- Location Genre:Sanatorium / Isolation Hospital
- Age:115 years
- Demo / Renovated:N/A
- Decaying for:22 years
- Last Known Status:Abandoned
In 1895 a generous donation from a Thuringian nobleman was given to a church to establish a district hospital. Construction of a 60-bed sanatorium exclusively for women began in 1899 at a remote forest on a high plateau, over 1,800 feet above sea level. Work was difficult due to the rocky land and dense spruce forests which needed clearing. The hospital building was quite solid in construction to match the rough landscape, with granite walls up to the third floor. A central building that housed the church was attached to two wings via lofty hallways facing south. The hospital rooms also faced south for maximum sunlight and fresh air; other amenities included a library, gardens, day rooms and several residences.
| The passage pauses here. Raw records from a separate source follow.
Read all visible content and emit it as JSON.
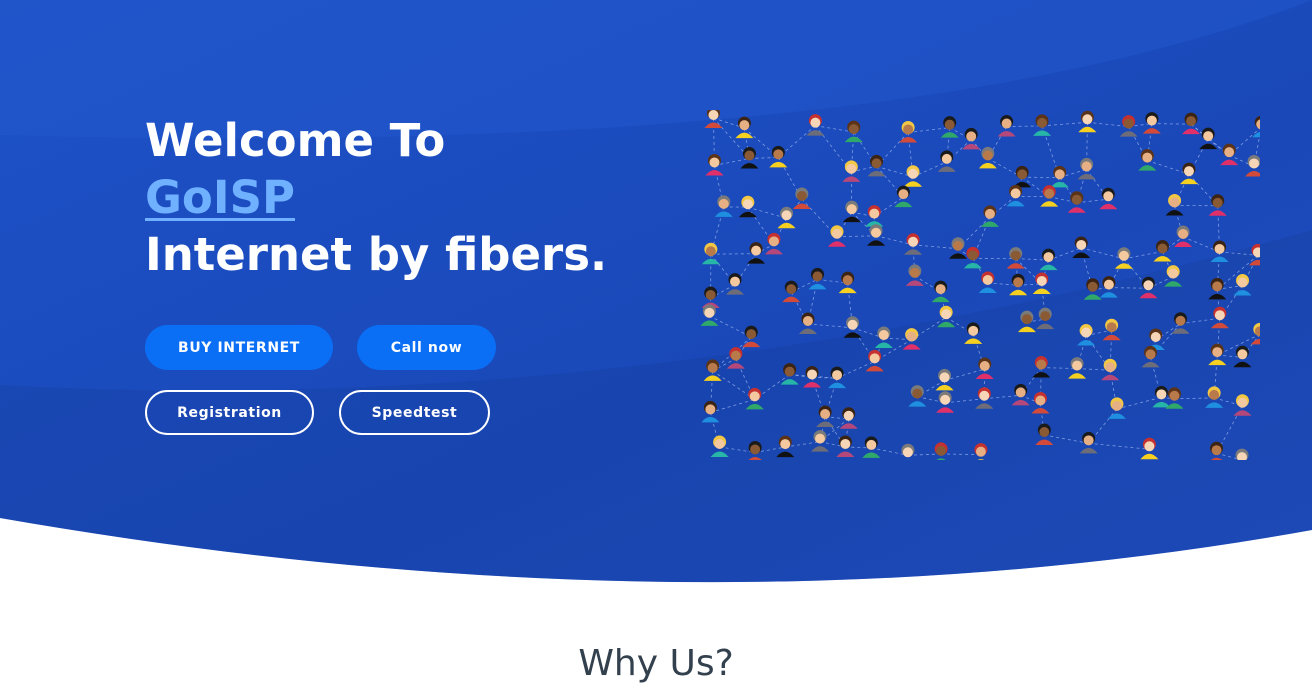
{
  "hero": {
    "title_line1": "Welcome To",
    "brand": "GoISP",
    "title_line3": "Internet by fibers.",
    "buttons": {
      "buy": "BUY INTERNET",
      "call": "Call now",
      "registration": "Registration",
      "speedtest": "Speedtest"
    },
    "colors": {
      "background": "#1a4fc4",
      "brand_link": "#6fb0ff",
      "solid_button": "#0a6ff5"
    },
    "illustration": "people-network-illustration"
  },
  "why_us": {
    "title": "Why Us?"
  }
}
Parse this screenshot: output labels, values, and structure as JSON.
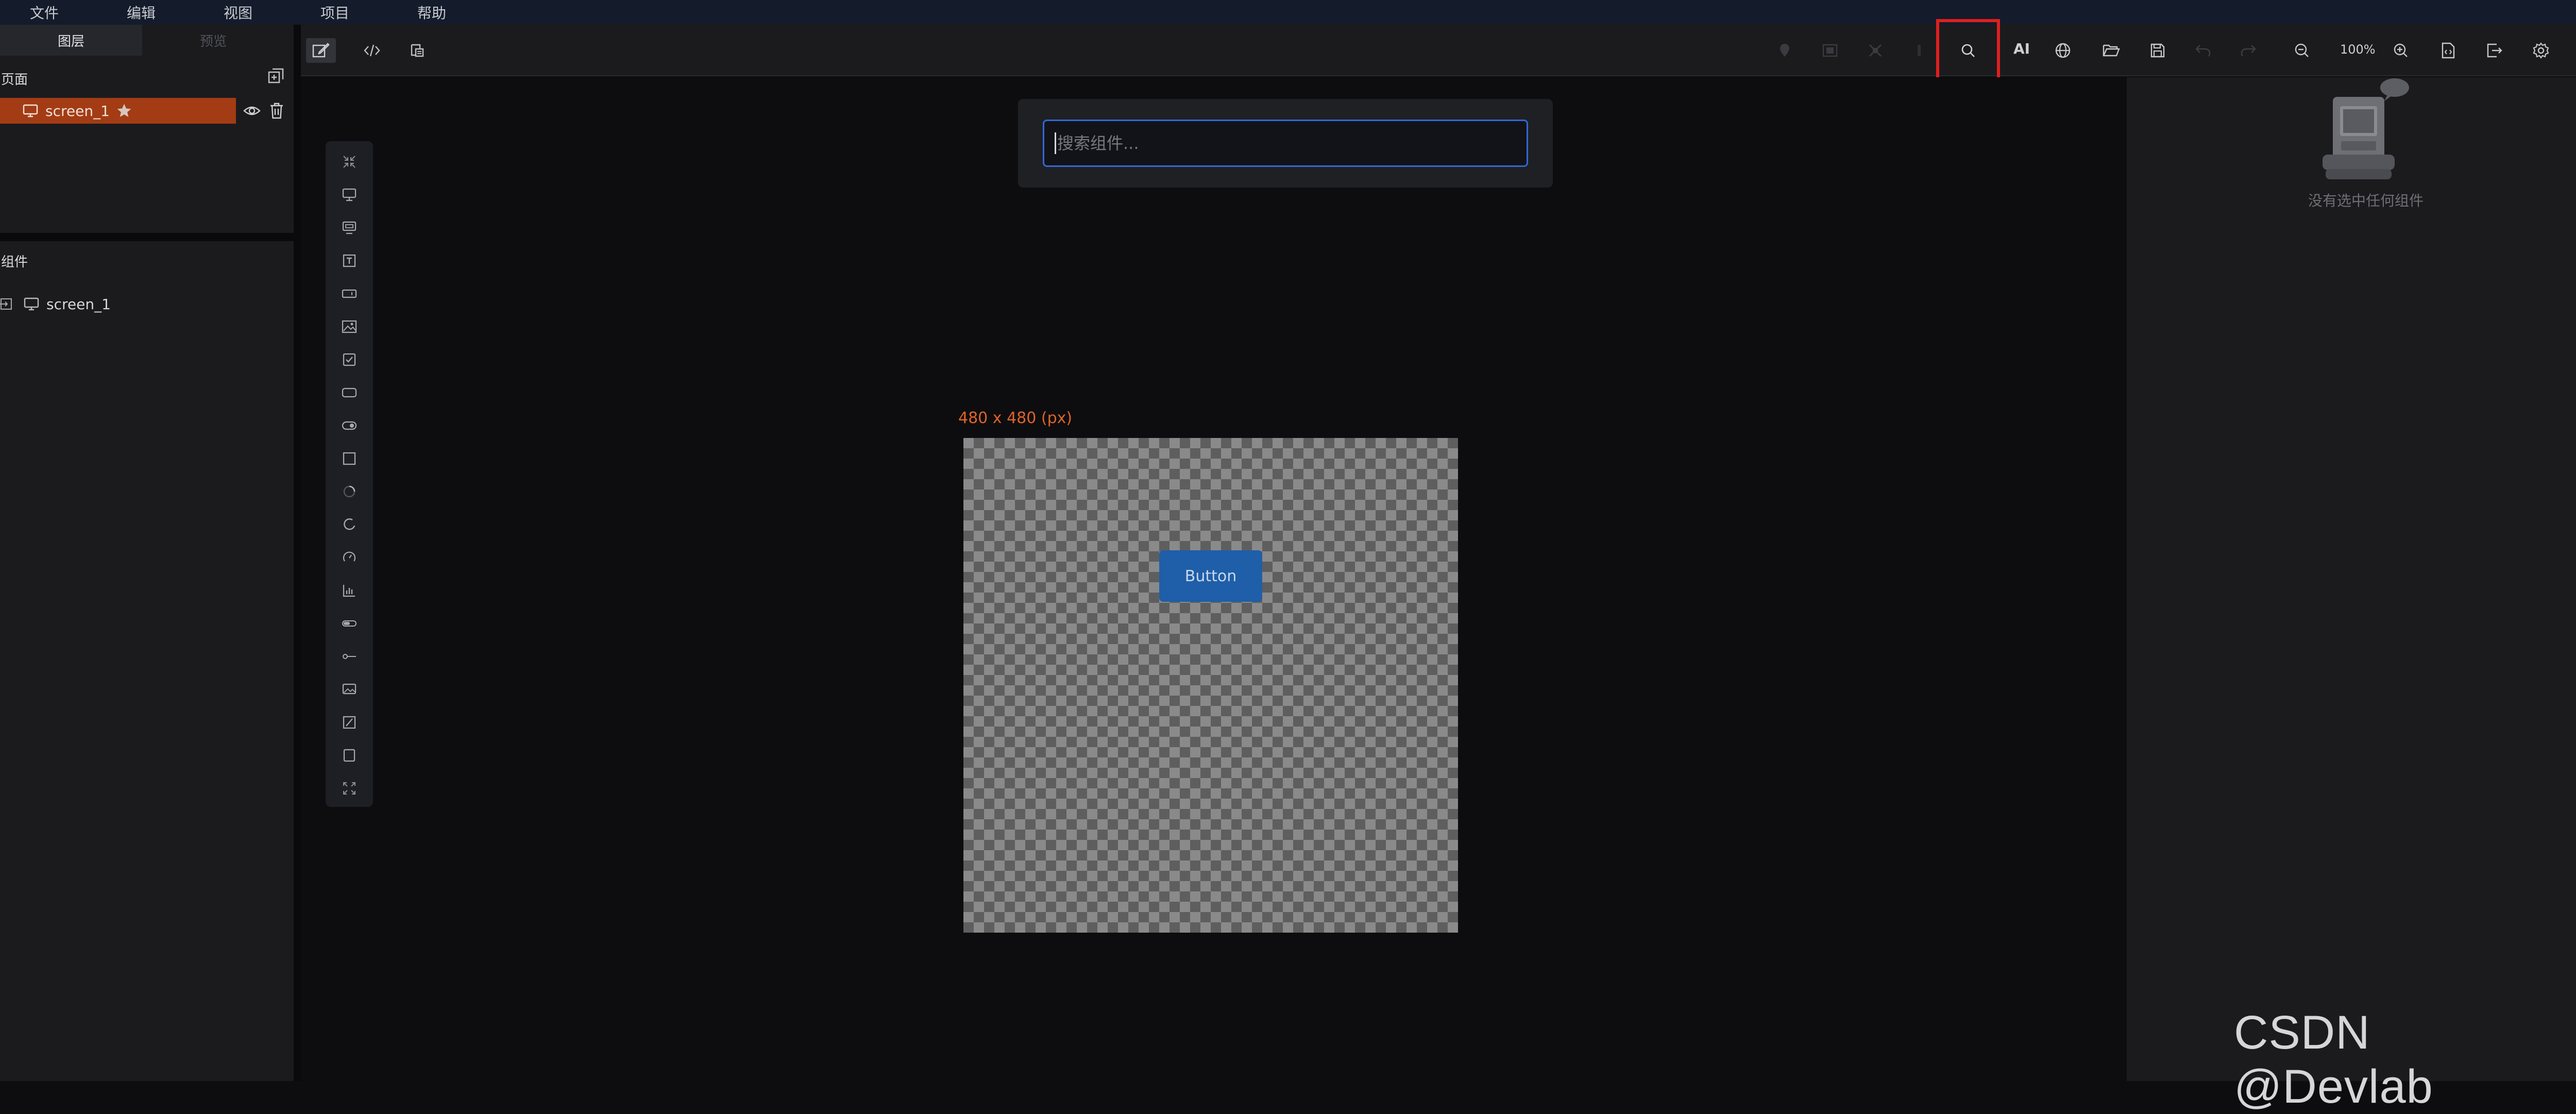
{
  "menu": [
    "文件",
    "编辑",
    "视图",
    "项目",
    "帮助"
  ],
  "left_panel": {
    "tabs": [
      "图层",
      "预览"
    ],
    "pages_label": "页面",
    "layer": {
      "name": "screen_1"
    },
    "components_label": "组件",
    "tree": [
      {
        "name": "screen_1"
      }
    ]
  },
  "toolbar": {
    "zoom": "100%",
    "ai_label": "AI",
    "highlight_color": "#e01f1f"
  },
  "search": {
    "placeholder": "搜索组件..."
  },
  "canvas": {
    "size_label": "480 x 480 (px)",
    "button_label": "Button"
  },
  "right_panel": {
    "empty_text": "没有选中任何组件"
  },
  "watermark": "CSDN @Devlab",
  "colors": {
    "accent": "#a33c14",
    "button": "#1f5ea8",
    "search_border": "#3068d4",
    "size_label": "#e0632a"
  }
}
The first patients were admitted in August 1902, receiving fresh air treatments (Freiluft-Liegekur) for tuberculosis. The average recommended stay was 3 and a half months. The recovery rates claimed by the sanatorium were quite good - one year, about 50% of one year's patients were reported as being fully recovered, and 30% as significantly improved. In 1909, the chief physician introduced lung collapse therapy and the hospital acquired an x-ray apparatus as well as state-of-the-art pneumothorax equipment. The capacity of the hospital was expanded to serve 88 patients, however as World War I occurred, further additions were stymied by inflation.
In 1927, the hospital expanded greatly by adding an entirely new wing on its western side, which included room for 45 more patients and space for a modern medical department. Old operating rooms were updated, and now thoracic surgery was possible. Further expansions in the 1930s led to a peak capacity of 180 beds. The decline of tuberculosis patients in the 1960s pushed the hospital to treat both male and female patients by 1962. The hospital was suddenly forced to cease operations on the last day of 1967 by order of the government, and the church had to relinquish the property to the GDR.
In 1968, the hospital was subleased to the National People's Army, and catered to East German border troops. Rehabilitation and prophylactic treatments were administered, along with specialty programs for spinal disorders as well as heart and circulatory diseases. A large security fence and manned gate were erected around the property, and patients were often left in solitude and suffered from idleness; the hospital even was known to have been referred to as the Faultierfarm (sloth-farm) offhandedly.
The sublease to the army was terminated in 1991, and the property was reverted to ownership of the church. Realizing the high maintenance costs of the aging structure, the church offered the sanatorium up for sale - many prospects were declined due to the church's high selling price. The land was eventually sold for a much lower cost in 2000, but plans for the place were scrapped. A subsequent buyer could not complete the vision of a sanatorium for those stricken with AIDS, even though renovations had begun. In the meantime, most of the valuable metal was stolen, such as ornate stair railings, copper heating pipe, and even the manhole covers outside.
In 2007 a fire burned the central theater (originally the chapel). Makeshift repairs were made, and the site is now guarded while the current owner plans to transform the land into a mountain resort.